What Is Periodontal Disease
Periodontal disease happens because of infections caused by plaque building up in the supporting tissues surrounding your teeth. The tissues in question include the gums, surrounding ligaments and bone tissues. They also include the calcified substance known as cementum that surround the roots of your teeth. The very first stage of periodontal disease is called gingivitis and impacts only the gums. The usual signs of gingivitis consist of swollen, sensitive, and painful gums, bleeding during brushing and flossing. Bad breath, the growth of pockets between the gums and teeth which contain a dense, yellowish pus, and depression of your gum line which can cause your teeth to look elongated.
Preventing Periodontal Disease
Luckily, periodontal disease is easily preventable as long as the correct oral hygiene routine is applied. Consistent brushing of your teeth and your tongue is a vital component of preventing plaque from forming on the tooth surfaces and in between the teeth. Flossing pulls out food particles from between your teeth, and rinsing with an antibacterial mouthwash can get rid of any remaining food particles that brushing and flossing may have not removed.
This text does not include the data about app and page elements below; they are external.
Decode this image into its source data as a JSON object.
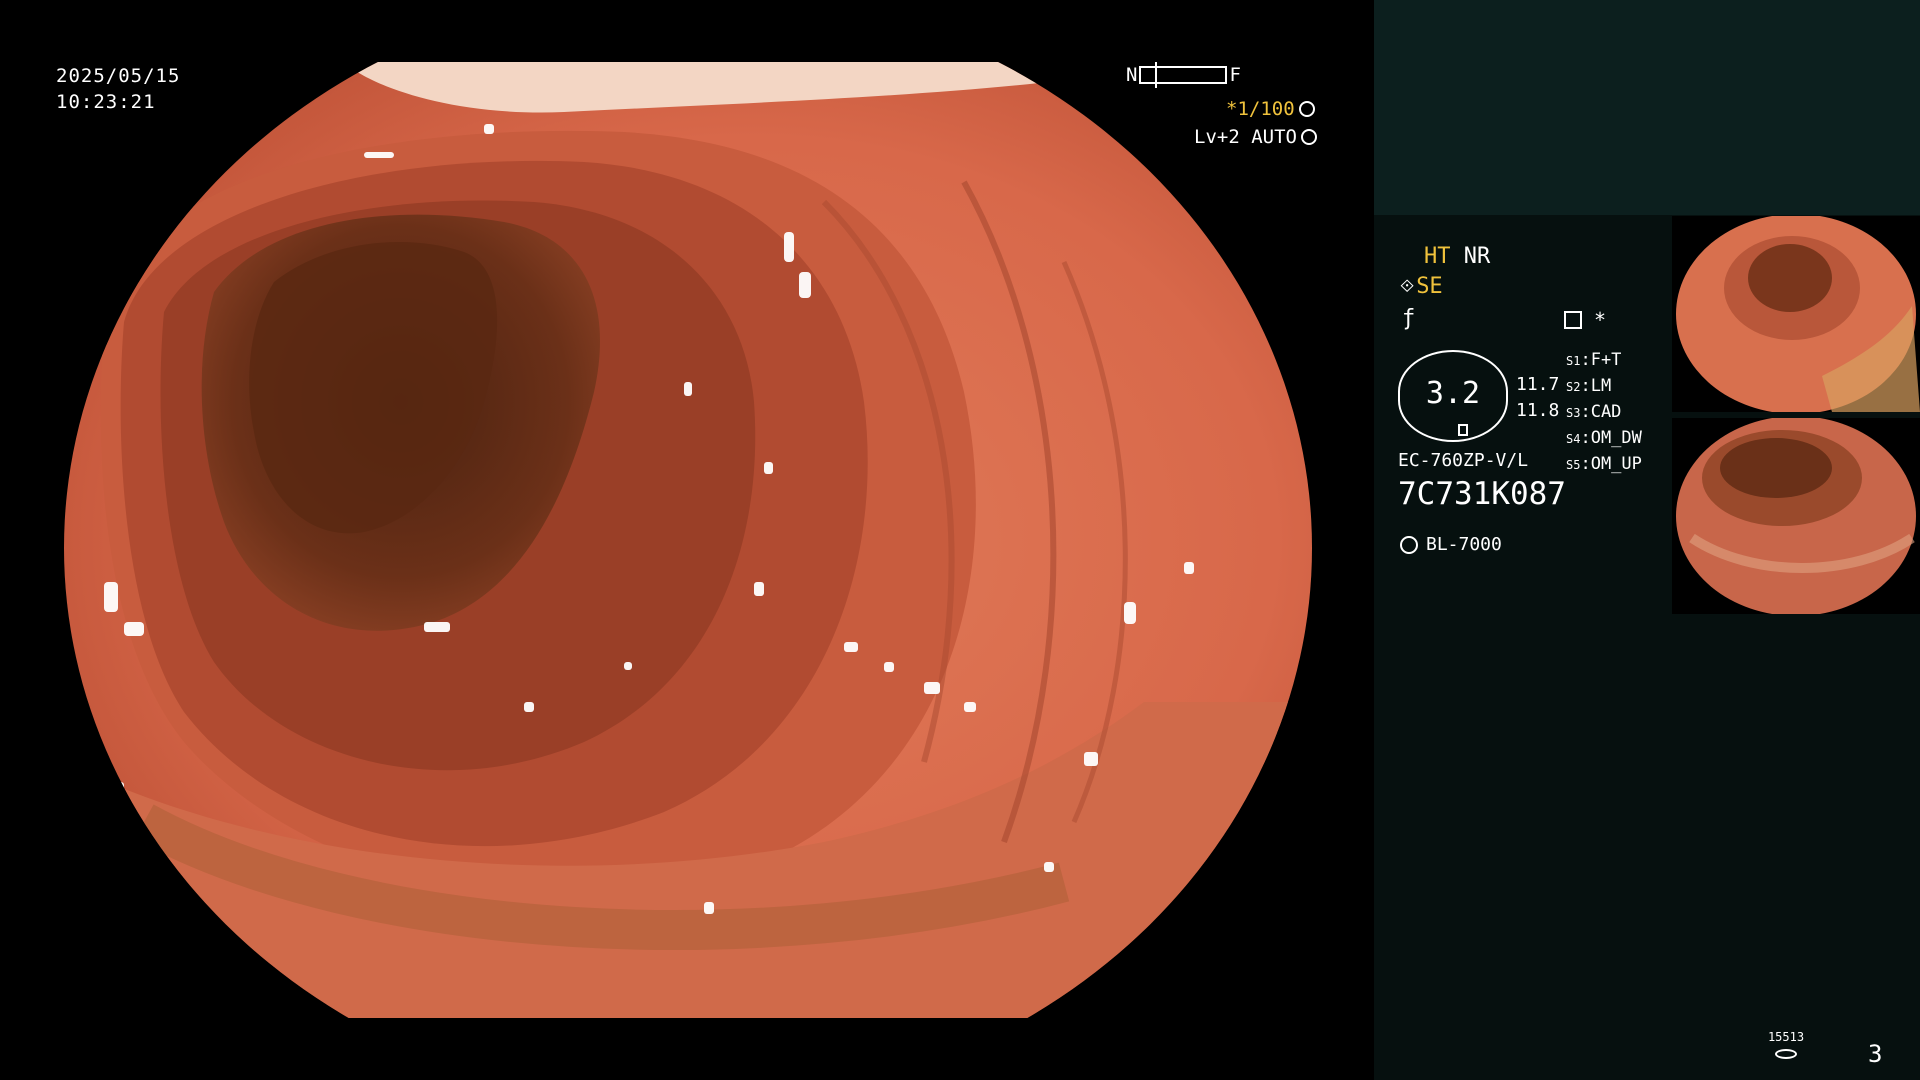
{
  "overlay": {
    "date": "2025/05/15",
    "time": "10:23:21",
    "near_label": "N",
    "far_label": "F",
    "shutter": "*1/100",
    "level": "Lv+2 AUTO"
  },
  "panel": {
    "mode_ht": "HT",
    "mode_nr": "NR",
    "mode_se": "SE",
    "asterisk": "*",
    "zoom_value": "3.2",
    "metric_1": "11.7",
    "metric_2": "11.8",
    "scope_model": "EC-760ZP-V/L",
    "serial": "7C731K087",
    "light_source": "BL-7000",
    "switches": [
      {
        "key": "S1",
        "value": "F+T"
      },
      {
        "key": "S2",
        "value": "LM"
      },
      {
        "key": "S3",
        "value": "CAD"
      },
      {
        "key": "S4",
        "value": "OM_DW"
      },
      {
        "key": "S5",
        "value": "OM_UP"
      }
    ],
    "capture_count": "15513",
    "page_number": "3"
  },
  "icons": [
    "shutter-icon",
    "auto-icon",
    "scope-tip-icon",
    "function-icon",
    "memo-icon",
    "light-source-icon",
    "storage-icon"
  ],
  "colors": {
    "accent": "#f0c23c",
    "panel_bg": "#06100f",
    "panel_top_bg": "#0c1f1e"
  }
}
In addition, arranging regular comprehensive cleanings with your dentist is also advised.
There are a number of risk factors for the evolution of periodontal disease which include bad habits such as smoking or poor diet, genetics, and age. The positive news, however, is that you have a window of opportunity to reverse periodontal disease as long as it is caught in the early stages. Ask your dental professional about a comprehensive periodontal evaluation on an yearly basis to check for signs early enough to start the reversal process.
Where To Start
Reversing gingivitis requires developing the best oral health care routine as described above that incorporates brushing, flossing, and swishing. Supporting your immune system by eating a diet rich in fruit, vegetables, lean meats, seafood and whole grains, can help prevent the start of periodontal disease.
Treating Advanced Periodontal Disease
Massive strides have been made in recent years relating to the handling of advanced periodontal disease, and there are many options depending on various elements such as the amount of the damage the tissues have encountered. Please contact our office at your convenience to learn more.